- Within that epistemic framework, consider what approach needs to be taken to the evaluation of evidence and the rigorous linking of fact-finding to just legal outcomes at each stage of proceedings, in line with its standard of proof. As Simon de Smet has convincingly argued, deeper reflection on the different epistemic models and related methodologies is warranted. ICC judges have, on occasion, fallen down the rabbit hole of the ‘atomism v. holism’ debate on the evaluation of evidence. This may prove more of a distraction than a rigorous self-evaluation, given that there are no ‘pure’ examples of either approach.
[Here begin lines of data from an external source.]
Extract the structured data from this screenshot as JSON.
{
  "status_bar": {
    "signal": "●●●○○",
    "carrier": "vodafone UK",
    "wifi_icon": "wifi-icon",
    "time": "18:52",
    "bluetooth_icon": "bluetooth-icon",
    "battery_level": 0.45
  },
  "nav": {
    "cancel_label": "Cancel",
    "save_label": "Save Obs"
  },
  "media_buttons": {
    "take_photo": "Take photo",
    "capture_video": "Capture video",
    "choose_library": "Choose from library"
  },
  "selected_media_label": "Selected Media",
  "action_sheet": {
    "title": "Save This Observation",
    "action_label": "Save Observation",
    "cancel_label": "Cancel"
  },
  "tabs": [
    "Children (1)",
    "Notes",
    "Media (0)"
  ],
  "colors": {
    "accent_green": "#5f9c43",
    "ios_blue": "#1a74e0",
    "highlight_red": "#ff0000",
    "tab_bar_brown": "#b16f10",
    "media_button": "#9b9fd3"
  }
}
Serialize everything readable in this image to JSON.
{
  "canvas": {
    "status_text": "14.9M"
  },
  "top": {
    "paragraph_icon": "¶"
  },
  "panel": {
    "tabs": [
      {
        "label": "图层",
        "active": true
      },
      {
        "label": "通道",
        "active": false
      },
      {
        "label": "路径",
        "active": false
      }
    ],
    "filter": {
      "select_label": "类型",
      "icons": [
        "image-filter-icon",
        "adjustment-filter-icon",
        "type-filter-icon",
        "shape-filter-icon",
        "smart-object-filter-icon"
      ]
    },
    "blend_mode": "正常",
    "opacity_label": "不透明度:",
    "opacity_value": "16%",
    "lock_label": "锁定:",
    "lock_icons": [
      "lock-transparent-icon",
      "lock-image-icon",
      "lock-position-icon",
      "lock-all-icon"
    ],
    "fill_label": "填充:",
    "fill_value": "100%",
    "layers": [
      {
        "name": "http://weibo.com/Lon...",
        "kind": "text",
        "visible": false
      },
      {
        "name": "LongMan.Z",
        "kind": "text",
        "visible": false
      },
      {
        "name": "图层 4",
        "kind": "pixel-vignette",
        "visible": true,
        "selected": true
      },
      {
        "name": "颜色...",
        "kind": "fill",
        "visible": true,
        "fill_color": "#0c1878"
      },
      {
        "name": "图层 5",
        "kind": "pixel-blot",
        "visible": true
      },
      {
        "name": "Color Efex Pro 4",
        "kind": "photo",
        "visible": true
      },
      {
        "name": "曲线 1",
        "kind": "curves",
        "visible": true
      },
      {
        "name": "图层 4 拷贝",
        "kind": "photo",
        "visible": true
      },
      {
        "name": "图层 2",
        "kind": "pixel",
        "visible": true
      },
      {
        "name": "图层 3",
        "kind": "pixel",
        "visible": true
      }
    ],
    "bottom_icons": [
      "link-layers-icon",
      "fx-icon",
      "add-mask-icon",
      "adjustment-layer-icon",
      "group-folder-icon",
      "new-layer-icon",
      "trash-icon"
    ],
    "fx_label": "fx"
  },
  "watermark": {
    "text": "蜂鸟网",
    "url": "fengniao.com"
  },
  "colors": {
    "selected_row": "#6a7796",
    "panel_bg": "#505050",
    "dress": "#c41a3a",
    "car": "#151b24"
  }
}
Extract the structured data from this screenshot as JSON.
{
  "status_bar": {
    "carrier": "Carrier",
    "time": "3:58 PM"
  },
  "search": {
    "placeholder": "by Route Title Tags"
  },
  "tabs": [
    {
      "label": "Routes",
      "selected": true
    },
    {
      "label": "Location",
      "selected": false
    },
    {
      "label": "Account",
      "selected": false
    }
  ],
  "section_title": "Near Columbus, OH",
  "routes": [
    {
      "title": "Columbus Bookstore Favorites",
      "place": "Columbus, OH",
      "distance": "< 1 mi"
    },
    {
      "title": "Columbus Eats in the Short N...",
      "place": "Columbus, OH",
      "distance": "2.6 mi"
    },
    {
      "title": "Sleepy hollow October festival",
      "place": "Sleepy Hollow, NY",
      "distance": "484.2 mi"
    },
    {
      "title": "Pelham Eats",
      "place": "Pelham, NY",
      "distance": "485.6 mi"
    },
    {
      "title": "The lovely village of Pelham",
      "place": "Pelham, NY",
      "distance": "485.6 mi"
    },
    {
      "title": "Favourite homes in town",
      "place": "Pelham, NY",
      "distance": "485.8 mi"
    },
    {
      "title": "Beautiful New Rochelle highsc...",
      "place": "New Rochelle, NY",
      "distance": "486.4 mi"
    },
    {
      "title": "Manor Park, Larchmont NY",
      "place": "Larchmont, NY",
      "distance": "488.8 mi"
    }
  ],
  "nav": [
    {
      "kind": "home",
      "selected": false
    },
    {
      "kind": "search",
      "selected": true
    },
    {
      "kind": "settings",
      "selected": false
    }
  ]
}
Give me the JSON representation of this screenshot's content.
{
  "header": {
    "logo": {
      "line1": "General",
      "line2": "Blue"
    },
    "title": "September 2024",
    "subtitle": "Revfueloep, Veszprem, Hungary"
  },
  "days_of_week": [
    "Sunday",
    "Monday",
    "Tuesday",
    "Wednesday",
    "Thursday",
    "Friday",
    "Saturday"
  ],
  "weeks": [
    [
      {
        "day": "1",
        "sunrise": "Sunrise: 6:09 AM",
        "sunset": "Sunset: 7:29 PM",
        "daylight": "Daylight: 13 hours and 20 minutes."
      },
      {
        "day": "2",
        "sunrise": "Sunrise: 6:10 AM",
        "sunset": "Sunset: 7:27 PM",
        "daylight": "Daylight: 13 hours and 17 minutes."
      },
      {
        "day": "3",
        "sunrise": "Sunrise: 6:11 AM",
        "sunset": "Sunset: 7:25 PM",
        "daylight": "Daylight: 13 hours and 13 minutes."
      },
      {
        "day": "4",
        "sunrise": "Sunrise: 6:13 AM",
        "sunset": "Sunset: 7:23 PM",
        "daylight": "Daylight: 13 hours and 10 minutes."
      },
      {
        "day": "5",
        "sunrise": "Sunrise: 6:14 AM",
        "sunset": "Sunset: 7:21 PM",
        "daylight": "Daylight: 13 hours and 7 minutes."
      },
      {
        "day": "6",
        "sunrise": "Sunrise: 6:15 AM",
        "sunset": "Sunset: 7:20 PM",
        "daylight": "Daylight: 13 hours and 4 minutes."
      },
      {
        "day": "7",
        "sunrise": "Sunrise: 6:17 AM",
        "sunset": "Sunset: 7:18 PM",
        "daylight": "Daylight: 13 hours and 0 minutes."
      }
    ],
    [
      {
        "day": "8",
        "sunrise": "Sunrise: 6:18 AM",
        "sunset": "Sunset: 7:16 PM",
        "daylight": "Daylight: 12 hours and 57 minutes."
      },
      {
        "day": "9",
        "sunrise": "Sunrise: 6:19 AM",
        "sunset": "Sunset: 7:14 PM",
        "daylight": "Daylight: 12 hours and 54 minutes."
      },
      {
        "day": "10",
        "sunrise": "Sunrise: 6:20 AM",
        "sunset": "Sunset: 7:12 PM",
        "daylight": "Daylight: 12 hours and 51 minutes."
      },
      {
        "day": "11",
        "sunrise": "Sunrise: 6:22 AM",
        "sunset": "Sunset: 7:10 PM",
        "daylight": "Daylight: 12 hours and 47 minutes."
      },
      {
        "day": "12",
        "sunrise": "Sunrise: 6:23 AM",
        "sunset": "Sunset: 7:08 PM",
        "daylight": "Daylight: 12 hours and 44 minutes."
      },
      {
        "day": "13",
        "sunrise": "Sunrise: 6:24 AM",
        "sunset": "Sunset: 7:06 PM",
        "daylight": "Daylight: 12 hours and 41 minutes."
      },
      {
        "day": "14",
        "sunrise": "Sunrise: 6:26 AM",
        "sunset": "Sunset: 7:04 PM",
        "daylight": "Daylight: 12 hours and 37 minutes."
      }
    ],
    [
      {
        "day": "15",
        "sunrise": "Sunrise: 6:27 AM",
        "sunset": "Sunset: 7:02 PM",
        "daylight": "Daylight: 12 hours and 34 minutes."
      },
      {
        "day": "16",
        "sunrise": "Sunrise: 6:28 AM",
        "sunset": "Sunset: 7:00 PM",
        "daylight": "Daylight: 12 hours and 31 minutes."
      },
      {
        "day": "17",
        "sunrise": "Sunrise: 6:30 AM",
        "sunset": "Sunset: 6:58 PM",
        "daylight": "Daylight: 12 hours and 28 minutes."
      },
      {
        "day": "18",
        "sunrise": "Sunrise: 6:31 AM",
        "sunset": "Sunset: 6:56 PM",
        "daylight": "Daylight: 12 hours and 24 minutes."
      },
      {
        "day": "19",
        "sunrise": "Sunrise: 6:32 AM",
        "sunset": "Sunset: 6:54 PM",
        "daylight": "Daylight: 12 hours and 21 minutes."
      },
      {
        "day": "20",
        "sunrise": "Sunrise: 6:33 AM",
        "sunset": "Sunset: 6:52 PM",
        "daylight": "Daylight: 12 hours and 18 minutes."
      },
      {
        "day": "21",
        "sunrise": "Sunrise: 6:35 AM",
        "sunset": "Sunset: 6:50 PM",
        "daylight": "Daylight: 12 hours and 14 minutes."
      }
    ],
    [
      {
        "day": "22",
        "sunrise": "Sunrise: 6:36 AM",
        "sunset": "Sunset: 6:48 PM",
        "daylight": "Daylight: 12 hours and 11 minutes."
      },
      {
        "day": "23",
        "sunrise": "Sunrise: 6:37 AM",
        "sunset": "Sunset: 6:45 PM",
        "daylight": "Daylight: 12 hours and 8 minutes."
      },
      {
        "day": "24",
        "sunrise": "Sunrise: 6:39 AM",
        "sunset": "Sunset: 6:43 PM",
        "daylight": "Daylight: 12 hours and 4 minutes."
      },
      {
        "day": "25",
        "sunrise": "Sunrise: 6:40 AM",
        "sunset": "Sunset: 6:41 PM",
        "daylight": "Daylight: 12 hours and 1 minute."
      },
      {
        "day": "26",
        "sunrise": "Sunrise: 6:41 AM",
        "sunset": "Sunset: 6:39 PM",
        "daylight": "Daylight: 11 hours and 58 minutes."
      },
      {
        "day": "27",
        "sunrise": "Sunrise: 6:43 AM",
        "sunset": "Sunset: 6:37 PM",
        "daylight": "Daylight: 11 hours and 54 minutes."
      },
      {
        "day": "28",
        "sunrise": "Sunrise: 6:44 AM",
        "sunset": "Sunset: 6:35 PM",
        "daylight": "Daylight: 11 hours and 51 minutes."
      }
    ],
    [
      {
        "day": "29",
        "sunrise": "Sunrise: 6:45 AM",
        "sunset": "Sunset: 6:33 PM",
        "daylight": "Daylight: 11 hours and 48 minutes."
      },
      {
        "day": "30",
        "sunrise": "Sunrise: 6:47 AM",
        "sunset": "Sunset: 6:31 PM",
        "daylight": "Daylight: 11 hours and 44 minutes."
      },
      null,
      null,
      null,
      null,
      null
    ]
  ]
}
At the heart of this debate, however, is the important distinction of whether judges’ approach is more driven by intuition (i.e. they feel that the evidence as a whole supports their conclusion, and are not compelled to set out each stage in the process of inferential reasoning that led to that conclusion) or rationality (a recognition that one cannot hold all the information in one’s head, and that therefore a rigorous framework for evaluating one’s intuitions is required). An approach with rectitude of decision and fairness at its heart would consider a more methodical approach towards fact-finding, which could benefit from technology to support the construction of arguments linked to the evidence and the drawing of inferences from the evidence presented.
The ICC’s evidence problem is much bigger than the well-documented downsides of investigating from a distance, often after the fact and with limited resources (although that seems not to be the case with the current Ukraine investigation). The development of a coherent model of international criminal evidence needs a firm commitment to reflecting upon how the ‘best epistemic fit’ for the admission, exclusion, and evaluation of evidence, and the marshalling of that evidence to support factual propositions, might be found.